The remedy for love of this world is to break the worldly desires of the self, ending its greed for this world and purifying it in preparation for the next world. This will then become the state of the heart and sincere devotion will become easier to attain. There are a great many actions where a man acts, thinking they are purely intended for Allâh’s pleasure, but he is deluded, for he fails to see the defects in them.
It has been related that a man was used to praying in the first row in the mosque. One day he was late for the prayer, so he prayed in the second row.

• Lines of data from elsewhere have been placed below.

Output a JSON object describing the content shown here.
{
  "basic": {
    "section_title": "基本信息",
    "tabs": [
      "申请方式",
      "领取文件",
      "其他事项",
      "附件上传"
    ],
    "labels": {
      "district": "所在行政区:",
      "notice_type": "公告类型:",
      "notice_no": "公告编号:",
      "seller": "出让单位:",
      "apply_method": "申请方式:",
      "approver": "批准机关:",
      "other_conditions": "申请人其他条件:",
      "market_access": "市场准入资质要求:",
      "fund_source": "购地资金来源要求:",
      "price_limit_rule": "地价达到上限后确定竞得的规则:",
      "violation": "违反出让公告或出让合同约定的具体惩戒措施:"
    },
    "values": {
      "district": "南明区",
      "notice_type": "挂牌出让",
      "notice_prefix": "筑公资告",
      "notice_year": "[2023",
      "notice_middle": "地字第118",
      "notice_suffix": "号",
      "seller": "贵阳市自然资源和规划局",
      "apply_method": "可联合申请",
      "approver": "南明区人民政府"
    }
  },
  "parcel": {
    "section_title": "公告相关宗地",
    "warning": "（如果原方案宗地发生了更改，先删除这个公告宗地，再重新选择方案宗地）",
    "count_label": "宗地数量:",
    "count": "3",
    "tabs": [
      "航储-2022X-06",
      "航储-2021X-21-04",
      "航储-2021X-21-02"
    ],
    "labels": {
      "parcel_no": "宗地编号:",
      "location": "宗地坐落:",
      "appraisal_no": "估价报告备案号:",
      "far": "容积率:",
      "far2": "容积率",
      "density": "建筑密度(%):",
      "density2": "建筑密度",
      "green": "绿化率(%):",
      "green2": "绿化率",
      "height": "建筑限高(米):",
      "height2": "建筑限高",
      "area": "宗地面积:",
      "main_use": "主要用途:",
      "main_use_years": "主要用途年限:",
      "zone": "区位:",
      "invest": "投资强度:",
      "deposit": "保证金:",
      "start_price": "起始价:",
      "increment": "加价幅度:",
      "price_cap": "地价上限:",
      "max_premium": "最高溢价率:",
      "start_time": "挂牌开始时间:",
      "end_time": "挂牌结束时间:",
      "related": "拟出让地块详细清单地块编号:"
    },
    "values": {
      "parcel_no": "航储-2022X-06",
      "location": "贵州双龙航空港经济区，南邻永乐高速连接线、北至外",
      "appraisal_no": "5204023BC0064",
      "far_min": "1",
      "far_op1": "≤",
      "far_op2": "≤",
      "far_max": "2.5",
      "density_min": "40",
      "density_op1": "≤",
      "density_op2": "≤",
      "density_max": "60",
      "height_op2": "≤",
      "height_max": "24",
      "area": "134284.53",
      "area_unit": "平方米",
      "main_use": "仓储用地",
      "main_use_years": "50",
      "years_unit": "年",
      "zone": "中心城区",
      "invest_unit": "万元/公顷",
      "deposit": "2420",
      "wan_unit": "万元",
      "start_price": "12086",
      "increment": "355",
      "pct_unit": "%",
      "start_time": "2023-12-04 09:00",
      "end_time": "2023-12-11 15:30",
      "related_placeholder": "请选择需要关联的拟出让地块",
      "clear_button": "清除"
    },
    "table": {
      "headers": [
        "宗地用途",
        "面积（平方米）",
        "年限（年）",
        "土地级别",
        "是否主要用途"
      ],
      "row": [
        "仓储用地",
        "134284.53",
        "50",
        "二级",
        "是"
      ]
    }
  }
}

Feeling embarrassment when people saw him in the second row, he realised that the pleasure and satisfaction of the heart that he used to gain from praying in the first row were due to his seeing people seeing him there and admiring him for it. This is a subtle and intangible condition and actions are rarely safe from it. Apart from those whom Allâh has assisted, few are aware of such delicate matters. Those who do not realise it only come to see their good deeds appearing as bad ones on the Day of Resurrection; they are the ones referred to in Allâh’s words:
“And something will come to them from Allâh which they had never anticipated, for the evil of their deeds will become apparent to them.” (39:47-48)
“Say: Shall We tell you who will lose most in respect of their deeds? Those whose efforts were astray in the life of this world, while they thought that they were doing good works.” (18:103-104)
Yaqûb said: “A devout person is someone who conceals things that are good, in the same way that he conceals things that are bad.”
As-Sousi said: “True devotion is to lose the faculty of being conscious of your devotion; for someone who identifies devotion in his devotion is a person whose devotion is in need of devotion.” To contemplate devotion is to admire it, and admiration is an affliction; and that which is pure is whatever is free of all afflictions. This means that one’s deeds should be purified from any self-admiration concerning the actions they entail.
Ayyûb said: “It is much harder for the people of action to purify their intentions than it is to execute any of their actions.”
Some people have said: “To be devout for a short while is to survive for ever, but devotion is rare.”
Suhail was asked: “What is the most difficult thing for the self? He said: "Devotion, when the self does not have the good fortune of being endowed with it.”
Al-Fudayl said: “Forsaking action for the sake of other people is to seek their admiration. To act for the sake of their admiration is to associate others with Allâh. Devotion is when Allâh frees you from both of these states.”
 Sahîh, an-Nisâ’î, Kitâb al-Jihâd, 6/25; al Hafidh ibn Hajar, Fath al-Qadîr, 6/28.
 Sahîh, Ibn Mâjah; also Ibn Hibbân, Marwarid adh-Dham’an, p.47, on the authority of Zaid ibn Thâbit.